"With all the witnesses we have, we know that's not the case," the police official said.
Under District law, juveniles 15 and younger cannot be tried as adults. Those who are convicted remain in the juvenile corrections system until they are 18, at which time their cases are reviewed by a judge.
Goshorn's death prompted a strong response from friends, many of them lawyers who closely followed the police investigation.
A memorial service days after the shooting drew several hundred people, and a candlelight vigil at the site of the shooting was attended by Mayor Sharon Pratt Dixon.
The homicide unit, as part of a plan designed to crack cases that have few leads and receive media attention, made Goshorn's slaying a priority.
That prompted at least one complaint from a police investigator, who said the killing of Goshorn was receiving more attention than other cases, several police officials said. The controversy had racial overtones because Goshorn is white and most of the city's homicide victims are black.
Dixon made it clear that all homicide cases should be treated equally.

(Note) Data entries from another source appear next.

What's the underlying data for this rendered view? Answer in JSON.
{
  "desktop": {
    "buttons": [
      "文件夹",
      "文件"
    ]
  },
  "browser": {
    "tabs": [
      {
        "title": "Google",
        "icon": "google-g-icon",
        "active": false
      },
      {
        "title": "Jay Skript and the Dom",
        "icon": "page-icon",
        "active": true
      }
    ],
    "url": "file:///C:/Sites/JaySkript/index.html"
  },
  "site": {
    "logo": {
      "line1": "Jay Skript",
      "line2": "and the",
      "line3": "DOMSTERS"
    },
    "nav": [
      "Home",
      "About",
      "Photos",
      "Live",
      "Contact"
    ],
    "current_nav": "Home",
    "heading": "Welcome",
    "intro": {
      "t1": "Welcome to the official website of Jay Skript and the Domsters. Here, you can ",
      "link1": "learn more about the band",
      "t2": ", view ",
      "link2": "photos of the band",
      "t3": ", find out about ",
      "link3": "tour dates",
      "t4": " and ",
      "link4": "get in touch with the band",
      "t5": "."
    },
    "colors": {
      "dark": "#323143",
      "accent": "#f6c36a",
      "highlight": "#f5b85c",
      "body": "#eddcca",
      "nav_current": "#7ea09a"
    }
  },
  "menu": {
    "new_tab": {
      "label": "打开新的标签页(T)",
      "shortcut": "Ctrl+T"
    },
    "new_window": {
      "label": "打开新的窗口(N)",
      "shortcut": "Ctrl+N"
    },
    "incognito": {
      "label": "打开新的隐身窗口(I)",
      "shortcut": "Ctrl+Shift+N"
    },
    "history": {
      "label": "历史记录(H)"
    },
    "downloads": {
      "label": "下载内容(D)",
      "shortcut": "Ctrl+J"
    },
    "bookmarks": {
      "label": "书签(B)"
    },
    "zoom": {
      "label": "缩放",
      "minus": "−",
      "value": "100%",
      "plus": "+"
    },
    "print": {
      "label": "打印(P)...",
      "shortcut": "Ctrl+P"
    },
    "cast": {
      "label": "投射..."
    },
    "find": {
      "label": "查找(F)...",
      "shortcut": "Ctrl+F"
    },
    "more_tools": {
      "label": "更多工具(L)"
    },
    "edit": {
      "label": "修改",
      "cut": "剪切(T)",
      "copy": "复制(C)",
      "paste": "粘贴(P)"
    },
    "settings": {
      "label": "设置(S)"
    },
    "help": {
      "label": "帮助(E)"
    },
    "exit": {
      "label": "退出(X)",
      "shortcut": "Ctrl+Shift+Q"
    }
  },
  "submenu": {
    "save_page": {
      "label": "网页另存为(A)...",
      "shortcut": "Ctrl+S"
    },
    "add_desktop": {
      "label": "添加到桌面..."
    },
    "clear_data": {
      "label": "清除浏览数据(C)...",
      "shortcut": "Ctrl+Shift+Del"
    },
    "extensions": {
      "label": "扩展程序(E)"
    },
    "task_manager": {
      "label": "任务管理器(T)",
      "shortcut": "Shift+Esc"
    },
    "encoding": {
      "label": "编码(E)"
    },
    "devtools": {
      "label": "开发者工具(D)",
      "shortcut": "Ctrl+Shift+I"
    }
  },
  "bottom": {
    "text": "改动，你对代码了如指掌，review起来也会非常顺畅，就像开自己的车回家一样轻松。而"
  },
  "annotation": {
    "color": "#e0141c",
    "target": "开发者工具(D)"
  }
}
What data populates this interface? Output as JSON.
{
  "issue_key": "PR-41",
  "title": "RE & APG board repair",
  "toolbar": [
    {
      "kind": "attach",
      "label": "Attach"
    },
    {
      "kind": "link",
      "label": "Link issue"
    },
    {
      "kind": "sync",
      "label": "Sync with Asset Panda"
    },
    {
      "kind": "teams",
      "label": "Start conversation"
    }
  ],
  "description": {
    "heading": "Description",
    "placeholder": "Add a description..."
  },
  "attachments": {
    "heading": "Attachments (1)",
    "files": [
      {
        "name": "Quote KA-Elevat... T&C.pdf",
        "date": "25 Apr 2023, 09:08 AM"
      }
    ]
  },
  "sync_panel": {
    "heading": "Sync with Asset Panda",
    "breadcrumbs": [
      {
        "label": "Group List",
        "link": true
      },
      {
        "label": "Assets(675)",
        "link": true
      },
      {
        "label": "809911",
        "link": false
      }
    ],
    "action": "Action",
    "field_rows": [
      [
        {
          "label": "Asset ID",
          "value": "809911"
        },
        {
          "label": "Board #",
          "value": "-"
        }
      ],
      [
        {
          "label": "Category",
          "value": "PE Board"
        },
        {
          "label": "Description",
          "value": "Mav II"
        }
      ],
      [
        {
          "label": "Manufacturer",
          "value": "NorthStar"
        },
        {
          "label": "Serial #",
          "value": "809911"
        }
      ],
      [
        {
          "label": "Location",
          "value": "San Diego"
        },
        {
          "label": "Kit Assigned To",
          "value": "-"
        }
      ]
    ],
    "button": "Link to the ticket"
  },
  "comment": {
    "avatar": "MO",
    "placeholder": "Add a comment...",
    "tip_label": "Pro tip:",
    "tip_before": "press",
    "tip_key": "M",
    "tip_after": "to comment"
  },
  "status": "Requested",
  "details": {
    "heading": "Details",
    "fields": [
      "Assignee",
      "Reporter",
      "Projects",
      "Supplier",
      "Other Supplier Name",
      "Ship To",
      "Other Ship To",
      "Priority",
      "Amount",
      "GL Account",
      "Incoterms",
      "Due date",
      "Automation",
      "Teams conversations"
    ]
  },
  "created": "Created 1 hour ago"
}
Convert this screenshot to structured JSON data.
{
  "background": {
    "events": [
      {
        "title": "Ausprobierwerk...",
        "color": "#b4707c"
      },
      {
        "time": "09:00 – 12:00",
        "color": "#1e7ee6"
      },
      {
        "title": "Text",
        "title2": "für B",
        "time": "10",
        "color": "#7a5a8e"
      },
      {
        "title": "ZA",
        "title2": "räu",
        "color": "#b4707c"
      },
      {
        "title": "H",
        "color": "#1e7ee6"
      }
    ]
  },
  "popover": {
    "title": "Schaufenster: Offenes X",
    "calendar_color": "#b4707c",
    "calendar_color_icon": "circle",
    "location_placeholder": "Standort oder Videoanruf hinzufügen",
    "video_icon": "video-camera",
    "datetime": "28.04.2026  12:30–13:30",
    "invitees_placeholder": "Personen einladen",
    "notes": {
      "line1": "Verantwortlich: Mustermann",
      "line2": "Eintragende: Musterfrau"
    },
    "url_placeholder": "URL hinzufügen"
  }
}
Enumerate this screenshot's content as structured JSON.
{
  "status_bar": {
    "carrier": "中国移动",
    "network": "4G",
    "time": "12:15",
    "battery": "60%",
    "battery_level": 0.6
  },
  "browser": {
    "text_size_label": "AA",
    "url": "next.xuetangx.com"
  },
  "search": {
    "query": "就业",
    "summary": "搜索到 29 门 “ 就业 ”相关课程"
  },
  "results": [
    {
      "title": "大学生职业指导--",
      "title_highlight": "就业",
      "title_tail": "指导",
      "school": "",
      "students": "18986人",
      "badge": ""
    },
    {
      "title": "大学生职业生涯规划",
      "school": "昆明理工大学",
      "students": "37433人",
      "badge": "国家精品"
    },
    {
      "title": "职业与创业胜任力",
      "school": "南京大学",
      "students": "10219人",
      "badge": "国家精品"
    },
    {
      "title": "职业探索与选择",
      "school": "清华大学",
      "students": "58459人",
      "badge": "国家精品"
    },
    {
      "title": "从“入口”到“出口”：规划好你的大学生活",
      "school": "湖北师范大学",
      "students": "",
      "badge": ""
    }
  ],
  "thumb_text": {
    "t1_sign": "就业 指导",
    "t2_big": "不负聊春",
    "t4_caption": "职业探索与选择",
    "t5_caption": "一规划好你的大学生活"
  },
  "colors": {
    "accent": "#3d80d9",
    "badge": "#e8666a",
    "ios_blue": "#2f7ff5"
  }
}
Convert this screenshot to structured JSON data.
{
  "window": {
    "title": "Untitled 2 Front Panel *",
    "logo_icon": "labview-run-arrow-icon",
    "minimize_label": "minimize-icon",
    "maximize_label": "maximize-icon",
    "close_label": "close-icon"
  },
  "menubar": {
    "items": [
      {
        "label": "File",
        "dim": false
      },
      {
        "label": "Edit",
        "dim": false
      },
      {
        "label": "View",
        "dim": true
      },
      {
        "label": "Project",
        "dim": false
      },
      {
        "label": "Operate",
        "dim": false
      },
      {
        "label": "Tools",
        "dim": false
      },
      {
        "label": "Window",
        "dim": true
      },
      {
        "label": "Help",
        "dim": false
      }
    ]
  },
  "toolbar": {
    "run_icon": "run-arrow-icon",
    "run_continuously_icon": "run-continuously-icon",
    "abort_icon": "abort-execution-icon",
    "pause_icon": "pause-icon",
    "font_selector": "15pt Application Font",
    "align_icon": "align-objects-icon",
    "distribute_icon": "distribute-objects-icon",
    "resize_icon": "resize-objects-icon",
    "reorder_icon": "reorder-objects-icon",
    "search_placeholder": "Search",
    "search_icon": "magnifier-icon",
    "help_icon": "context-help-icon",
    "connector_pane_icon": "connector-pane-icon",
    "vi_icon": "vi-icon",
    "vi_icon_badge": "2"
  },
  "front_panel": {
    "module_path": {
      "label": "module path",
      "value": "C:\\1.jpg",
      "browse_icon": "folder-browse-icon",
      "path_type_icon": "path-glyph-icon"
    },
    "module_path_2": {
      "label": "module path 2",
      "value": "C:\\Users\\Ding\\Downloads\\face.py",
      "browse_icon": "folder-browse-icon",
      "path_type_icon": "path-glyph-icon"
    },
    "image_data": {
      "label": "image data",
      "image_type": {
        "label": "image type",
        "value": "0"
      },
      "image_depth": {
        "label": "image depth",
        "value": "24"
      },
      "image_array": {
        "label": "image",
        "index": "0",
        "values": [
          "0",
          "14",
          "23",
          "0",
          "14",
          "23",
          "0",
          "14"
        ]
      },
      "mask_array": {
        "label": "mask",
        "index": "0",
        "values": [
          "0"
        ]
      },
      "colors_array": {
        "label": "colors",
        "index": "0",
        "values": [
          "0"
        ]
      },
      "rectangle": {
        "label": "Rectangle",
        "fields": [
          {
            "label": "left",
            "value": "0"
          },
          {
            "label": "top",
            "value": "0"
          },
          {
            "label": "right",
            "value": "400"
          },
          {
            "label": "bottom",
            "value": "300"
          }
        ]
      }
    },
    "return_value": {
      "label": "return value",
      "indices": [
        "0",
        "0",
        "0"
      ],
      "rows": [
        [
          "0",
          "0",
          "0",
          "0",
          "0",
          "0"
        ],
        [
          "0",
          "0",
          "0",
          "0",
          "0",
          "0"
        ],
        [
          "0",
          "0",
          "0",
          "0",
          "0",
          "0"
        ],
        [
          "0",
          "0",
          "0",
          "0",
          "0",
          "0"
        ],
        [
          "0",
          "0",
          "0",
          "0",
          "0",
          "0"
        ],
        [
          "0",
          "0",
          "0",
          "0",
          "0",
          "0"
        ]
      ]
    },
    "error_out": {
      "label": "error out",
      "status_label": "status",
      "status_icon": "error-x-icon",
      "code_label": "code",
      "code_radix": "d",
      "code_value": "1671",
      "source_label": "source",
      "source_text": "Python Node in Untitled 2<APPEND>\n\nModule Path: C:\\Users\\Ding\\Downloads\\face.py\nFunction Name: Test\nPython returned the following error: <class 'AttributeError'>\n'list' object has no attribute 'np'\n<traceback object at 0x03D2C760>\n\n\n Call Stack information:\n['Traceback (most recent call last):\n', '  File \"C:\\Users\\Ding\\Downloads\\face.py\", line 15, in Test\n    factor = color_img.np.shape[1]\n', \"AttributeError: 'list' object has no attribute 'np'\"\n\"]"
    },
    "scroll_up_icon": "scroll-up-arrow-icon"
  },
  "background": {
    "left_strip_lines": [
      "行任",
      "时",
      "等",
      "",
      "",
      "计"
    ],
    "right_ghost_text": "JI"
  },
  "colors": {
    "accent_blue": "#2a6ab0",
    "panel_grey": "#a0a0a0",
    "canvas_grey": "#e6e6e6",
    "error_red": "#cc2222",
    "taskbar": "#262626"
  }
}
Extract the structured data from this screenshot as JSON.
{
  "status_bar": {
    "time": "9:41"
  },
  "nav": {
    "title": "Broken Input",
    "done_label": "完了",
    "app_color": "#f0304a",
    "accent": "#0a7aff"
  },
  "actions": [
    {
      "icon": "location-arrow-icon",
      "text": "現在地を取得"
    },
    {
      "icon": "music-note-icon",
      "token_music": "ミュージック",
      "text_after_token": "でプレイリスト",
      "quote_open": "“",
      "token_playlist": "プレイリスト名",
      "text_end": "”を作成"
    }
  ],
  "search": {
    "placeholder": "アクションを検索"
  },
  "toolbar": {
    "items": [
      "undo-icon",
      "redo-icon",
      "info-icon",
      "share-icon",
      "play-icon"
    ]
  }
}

Police officials, some embarrassed by the episode and others saying it was blown out of context, quickly moved to try to quell the controversy by agreeing with Dixon.
Yesterday, Police Chief Isaac Fulwood Jr. called Dixon to announce the arrest.
A spokesman for the mayor, while reaffirming her earlier position, said she "was very pleased with the response."
Homicide officials, still sensitive about the incident, declined to discuss it yesterday.
Other police officials outside the unit said recently that it is not unusual to assign more detectives to a case in which there are few leads.
The Rapid Deployment Unit was formed to help the homicide squad, and it has been credited with solving several homicide cases.